The illustrations are interesting and colorful, and they hold the attention of the reader without detracting from the words. This is a must read in any classroom!
The activity book has a variety of ideas including ways to politely interrupt when it becomes necessary. After getting a dose of his own medicine, Louis talks with his mom.
The card is taped to their desk button side up. The main character is Louis. An up arrow is placed to the right of the button.
At the end of the story, his mother taught Louis how to not interrupt. When he got there, he wanted to say something when the teacher was t My third grade student C wrote this book review: Some other important characters are his family.
On one side, they color their card green and write "Speak with good purpose" and on the other side, they color the card red and glue their button. In the beginning of the story, Louis was going to school.
I recommend to people because it teaches how to not interrupt.
Then, Courtney interrupted Louis, so the teacher scold her. The characters in the story with him are just like the friends, teachers and family members any child reading the story might have. Louis was so surprised those words waited there until he was ready to breathe them in and speak!
Once the floor is open for questions or discussion, the teacher can display the green side. Have you ever had a volcano erupt during your guidance lesson?
When the teacher wants students to wait before asking questions, the red side can be displayed. When he got home, Louis told his mother about it. I have used this book in classroom guidance, small groups, and individual counseling!
When a Volcano Erupts…In Class! Anyone can use a reminder It is a fantastic book for life skills and manners, and is ag appropriate in every way. On the red side, the students would glue a button or a picture of a button to the left. So far, the teachers seem to like the idea and are using it.
Tuesday, January 10, My Mouth is a Volcano! This book is about a boy named Louis who has a big problem with "erupting" interrupting.
I reminded the students that although the green card is displayed,they should still raise their hands and wait until the teacher calls on them. The AR level is 3. Front and back of the card I enjoyed doing this lesson with my first grade friends. Each student is given a button and an index card.His mouth is a volcano!
But when others begin to interrupt Louis, he learns how to respectfully wait for his turn to talk.

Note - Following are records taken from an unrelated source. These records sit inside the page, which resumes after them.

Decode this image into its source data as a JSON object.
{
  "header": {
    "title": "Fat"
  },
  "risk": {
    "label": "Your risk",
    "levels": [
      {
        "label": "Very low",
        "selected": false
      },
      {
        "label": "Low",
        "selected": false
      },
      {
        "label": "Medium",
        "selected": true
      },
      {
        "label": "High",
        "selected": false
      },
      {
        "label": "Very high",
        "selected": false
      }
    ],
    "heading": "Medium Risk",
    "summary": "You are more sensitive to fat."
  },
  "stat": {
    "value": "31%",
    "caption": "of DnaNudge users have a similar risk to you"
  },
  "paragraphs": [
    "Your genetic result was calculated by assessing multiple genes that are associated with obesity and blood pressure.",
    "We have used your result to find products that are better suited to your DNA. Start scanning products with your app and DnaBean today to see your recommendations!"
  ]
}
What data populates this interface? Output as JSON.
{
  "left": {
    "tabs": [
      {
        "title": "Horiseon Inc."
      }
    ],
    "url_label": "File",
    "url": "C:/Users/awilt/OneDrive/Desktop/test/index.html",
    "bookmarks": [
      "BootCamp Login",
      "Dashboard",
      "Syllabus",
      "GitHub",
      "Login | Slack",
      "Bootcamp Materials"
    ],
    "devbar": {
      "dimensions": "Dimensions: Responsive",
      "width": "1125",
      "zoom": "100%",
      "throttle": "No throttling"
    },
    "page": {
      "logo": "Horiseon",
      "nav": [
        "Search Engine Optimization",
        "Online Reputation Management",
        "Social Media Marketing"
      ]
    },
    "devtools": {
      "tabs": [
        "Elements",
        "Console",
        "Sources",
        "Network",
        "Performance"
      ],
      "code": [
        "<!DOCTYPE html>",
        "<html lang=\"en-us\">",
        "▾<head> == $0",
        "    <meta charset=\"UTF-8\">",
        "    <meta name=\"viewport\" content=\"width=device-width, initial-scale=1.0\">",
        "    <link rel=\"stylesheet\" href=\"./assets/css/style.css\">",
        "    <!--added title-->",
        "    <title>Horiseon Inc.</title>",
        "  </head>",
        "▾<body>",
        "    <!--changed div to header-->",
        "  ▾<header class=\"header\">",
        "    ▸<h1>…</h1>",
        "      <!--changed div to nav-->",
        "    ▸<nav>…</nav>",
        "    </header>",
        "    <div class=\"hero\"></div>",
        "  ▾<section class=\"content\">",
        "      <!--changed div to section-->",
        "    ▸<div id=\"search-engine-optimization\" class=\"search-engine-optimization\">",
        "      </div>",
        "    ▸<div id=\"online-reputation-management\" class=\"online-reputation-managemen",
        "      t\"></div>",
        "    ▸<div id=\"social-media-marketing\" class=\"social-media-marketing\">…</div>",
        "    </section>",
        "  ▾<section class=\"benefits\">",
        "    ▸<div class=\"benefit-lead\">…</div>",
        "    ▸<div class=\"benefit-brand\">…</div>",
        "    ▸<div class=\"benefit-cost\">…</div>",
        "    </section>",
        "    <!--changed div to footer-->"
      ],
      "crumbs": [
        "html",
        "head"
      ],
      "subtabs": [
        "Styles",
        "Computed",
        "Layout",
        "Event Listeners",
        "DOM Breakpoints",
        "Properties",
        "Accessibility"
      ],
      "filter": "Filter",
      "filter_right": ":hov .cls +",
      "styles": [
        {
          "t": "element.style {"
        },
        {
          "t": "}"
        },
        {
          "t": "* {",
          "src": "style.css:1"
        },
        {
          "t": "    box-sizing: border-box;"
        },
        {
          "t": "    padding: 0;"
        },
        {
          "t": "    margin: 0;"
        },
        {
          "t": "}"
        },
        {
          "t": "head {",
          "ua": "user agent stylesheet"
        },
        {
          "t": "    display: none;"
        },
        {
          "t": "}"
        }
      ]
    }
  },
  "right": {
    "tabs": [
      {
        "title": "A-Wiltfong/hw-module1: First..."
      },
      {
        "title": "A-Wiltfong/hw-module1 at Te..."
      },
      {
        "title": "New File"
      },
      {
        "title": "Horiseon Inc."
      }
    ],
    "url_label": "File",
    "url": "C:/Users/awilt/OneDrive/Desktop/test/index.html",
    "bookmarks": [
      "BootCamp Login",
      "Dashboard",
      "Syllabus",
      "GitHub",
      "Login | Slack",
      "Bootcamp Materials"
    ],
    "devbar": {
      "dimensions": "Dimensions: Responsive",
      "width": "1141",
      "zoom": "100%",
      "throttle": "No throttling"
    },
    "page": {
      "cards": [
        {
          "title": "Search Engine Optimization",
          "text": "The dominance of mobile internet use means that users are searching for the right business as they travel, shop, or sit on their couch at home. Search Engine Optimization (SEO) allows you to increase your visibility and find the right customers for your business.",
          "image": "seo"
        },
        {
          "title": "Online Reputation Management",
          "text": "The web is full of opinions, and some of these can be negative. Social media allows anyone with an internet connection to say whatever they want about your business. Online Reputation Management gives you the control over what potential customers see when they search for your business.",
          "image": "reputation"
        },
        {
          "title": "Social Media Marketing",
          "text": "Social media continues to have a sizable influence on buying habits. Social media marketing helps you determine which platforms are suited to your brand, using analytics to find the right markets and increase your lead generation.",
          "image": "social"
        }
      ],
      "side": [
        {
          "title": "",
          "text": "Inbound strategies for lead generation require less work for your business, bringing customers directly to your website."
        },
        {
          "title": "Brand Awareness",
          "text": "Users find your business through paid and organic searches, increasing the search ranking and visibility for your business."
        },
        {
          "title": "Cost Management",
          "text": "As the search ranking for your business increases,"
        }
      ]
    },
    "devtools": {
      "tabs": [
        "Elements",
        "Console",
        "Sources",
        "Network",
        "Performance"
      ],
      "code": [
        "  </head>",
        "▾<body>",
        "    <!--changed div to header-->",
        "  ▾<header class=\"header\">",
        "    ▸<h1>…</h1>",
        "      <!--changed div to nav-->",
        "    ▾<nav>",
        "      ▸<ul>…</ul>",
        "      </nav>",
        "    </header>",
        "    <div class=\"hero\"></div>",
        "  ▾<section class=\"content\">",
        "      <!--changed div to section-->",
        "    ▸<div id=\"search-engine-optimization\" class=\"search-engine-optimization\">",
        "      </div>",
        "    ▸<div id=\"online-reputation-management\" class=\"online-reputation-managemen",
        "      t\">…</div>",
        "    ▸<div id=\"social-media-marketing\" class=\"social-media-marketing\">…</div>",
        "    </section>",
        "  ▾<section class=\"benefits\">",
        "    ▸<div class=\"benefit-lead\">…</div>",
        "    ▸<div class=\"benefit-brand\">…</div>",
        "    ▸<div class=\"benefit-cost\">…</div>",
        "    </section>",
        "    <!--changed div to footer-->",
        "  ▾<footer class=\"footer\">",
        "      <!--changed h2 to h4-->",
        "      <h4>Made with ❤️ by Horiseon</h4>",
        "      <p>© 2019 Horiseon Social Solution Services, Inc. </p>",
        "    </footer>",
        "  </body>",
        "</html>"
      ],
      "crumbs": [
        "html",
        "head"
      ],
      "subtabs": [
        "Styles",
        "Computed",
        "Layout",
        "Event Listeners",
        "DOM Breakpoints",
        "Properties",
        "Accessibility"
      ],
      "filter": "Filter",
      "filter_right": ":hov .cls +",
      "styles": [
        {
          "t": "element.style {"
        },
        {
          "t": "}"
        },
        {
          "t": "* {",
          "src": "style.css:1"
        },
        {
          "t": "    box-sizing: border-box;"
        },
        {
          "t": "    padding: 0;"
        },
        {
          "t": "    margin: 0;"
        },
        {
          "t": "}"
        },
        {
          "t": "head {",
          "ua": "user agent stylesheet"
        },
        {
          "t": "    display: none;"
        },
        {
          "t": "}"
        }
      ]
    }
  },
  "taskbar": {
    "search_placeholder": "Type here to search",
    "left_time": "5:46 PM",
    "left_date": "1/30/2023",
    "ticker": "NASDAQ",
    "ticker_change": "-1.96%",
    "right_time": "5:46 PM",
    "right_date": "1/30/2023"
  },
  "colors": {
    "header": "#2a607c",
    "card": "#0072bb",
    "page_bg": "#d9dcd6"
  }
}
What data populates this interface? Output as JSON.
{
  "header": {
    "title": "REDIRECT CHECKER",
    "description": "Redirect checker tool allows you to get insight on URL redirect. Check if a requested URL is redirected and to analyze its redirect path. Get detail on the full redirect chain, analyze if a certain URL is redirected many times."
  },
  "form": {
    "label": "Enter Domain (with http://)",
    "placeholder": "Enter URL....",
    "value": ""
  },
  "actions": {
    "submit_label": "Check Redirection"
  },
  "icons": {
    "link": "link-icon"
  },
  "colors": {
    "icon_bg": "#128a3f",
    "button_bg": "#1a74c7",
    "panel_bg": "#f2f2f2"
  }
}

Told from Louis' perspective, this story takes an empathetic approach to the habit of interrupting and teaches children a witty technique to help them manage their rambunctious thoughts and words.
To ask other readers questions about My Mouth Is a Volcano!, please sign up. Be the first to ask a question about My Mouth Is a Volcano! His problem followed him from school to daycare to his home.
He was scolded, earned time-out and was sent to his room. The next day he went to school and two other /5. All teachers need a great picture book read aloud to reinforce classroom management the first week of school.
My Mouth Is A Volcano by Julia Cook is a great picture book that teaches students about how to have self control and not interrupt when others are talking.4/5(). My Mouth Is A Volcano presents the opportunity for great character development discussions, such as respect and taking turns.
As we know, a class that respects each other allows for much greater and effective peer collaboration. What We’re Reading: My Mouth is a Volcano! January 15, by Lauren Hill 1 Comment What We’re Reading is a weekly series here at Mama’s Learning Corner.
This Interrupting Handouts & Reference is suitable for Kindergarten - 2nd Grade. Everybody loves to contribute to the conversation, but it needs to be done politely so as not to interrupt. Help your little ones learn how to add to a conversation appropriately with a few activities that complement the book, My Mouth is a Volcano.Download